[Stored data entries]
════

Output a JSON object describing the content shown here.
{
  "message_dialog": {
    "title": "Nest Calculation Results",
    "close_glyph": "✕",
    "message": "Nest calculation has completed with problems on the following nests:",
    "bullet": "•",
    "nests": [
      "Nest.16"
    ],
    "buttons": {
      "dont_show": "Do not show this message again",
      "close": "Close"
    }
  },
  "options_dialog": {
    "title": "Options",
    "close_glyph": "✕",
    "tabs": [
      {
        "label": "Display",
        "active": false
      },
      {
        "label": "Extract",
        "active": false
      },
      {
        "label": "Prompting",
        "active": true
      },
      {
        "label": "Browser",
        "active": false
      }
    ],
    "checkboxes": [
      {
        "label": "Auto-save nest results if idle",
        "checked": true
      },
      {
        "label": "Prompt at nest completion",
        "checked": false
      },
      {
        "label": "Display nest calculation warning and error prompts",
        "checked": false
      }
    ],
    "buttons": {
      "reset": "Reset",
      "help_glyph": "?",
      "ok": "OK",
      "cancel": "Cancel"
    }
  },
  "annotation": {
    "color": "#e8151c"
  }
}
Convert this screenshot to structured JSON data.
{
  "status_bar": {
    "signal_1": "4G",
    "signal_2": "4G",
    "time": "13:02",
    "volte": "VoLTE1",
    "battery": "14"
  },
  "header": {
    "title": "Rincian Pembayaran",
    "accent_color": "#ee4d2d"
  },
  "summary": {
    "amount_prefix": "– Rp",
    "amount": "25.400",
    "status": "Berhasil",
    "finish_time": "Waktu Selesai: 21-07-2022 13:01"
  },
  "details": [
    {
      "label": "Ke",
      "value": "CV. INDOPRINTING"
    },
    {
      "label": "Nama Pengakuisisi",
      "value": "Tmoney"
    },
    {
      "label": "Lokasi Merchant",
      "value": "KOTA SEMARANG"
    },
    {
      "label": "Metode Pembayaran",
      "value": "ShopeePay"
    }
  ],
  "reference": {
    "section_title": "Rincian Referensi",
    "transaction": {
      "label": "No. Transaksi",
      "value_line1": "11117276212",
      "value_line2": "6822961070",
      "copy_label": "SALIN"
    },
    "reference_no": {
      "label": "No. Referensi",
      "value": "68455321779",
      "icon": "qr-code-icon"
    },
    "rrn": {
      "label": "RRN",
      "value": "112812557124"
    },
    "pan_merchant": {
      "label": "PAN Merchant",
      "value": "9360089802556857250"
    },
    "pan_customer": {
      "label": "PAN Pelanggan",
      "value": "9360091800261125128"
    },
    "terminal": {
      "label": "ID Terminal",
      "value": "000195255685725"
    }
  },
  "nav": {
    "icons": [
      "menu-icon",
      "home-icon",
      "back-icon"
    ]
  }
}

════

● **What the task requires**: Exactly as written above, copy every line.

● **Solution**:
Output a JSON object describing the content shown here.
{
  "message_dialog": {
    "title": "Nest Calculation Results",
    "close_glyph": "✕",
    "message": "Nest calculation has completed with problems on the following nests:",
    "bullet": "•",
    "nests": [
      "Nest.16"
    ],
    "buttons": {
      "dont_show": "Do not show this message again",
      "close": "Close"
    }
  },
  "options_dialog": {
    "title": "Options",
    "close_glyph": "✕",
    "tabs": [
      {
        "label": "Display",
        "active": false
      },
      {
        "label": "Extract",
        "active": false
      },
      {
        "label": "Prompting",
        "active": true
      },
      {
        "label": "Browser",
        "active": false
      }
    ],
    "checkboxes": [
      {
        "label": "Auto-save nest results if idle",
        "checked": true
      },
      {
        "label": "Prompt at nest completion",
        "checked": false
      },
      {
        "label": "Display nest calculation warning and error prompts",
        "checked": false
      }
    ],
    "buttons": {
      "reset": "Reset",
      "help_glyph": "?",
      "ok": "OK",
      "cancel": "Cancel"
    }
  },
  "annotation": {
    "color": "#e8151c"
  }
}
Convert this screenshot to structured JSON data.
{
  "status_bar": {
    "signal_1": "4G",
    "signal_2": "4G",
    "time": "13:02",
    "volte": "VoLTE1",
    "battery": "14"
  },
  "header": {
    "title": "Rincian Pembayaran",
    "accent_color": "#ee4d2d"
  },
  "summary": {
    "amount_prefix": "– Rp",
    "amount": "25.400",
    "status": "Berhasil",
    "finish_time": "Waktu Selesai: 21-07-2022 13:01"
  },
  "details": [
    {
      "label": "Ke",
      "value": "CV. INDOPRINTING"
    },
    {
      "label": "Nama Pengakuisisi",
      "value": "Tmoney"
    },
    {
      "label": "Lokasi Merchant",
      "value": "KOTA SEMARANG"
    },
    {
      "label": "Metode Pembayaran",
      "value": "ShopeePay"
    }
  ],
  "reference": {
    "section_title": "Rincian Referensi",
    "transaction": {
      "label": "No. Transaksi",
      "value_line1": "11117276212",
      "value_line2": "6822961070",
      "copy_label": "SALIN"
    },
    "reference_no": {
      "label": "No. Referensi",
      "value": "68455321779",
      "icon": "qr-code-icon"
    },
    "rrn": {
      "label": "RRN",
      "value": "112812557124"
    },
    "pan_merchant": {
      "label": "PAN Merchant",
      "value": "9360089802556857250"
    },
    "pan_customer": {
      "label": "PAN Pelanggan",
      "value": "9360091800261125128"
    },
    "terminal": {
      "label": "ID Terminal",
      "value": "000195255685725"
    }
  },
  "nav": {
    "icons": [
      "menu-icon",
      "home-icon",
      "back-icon"
    ]
  }
}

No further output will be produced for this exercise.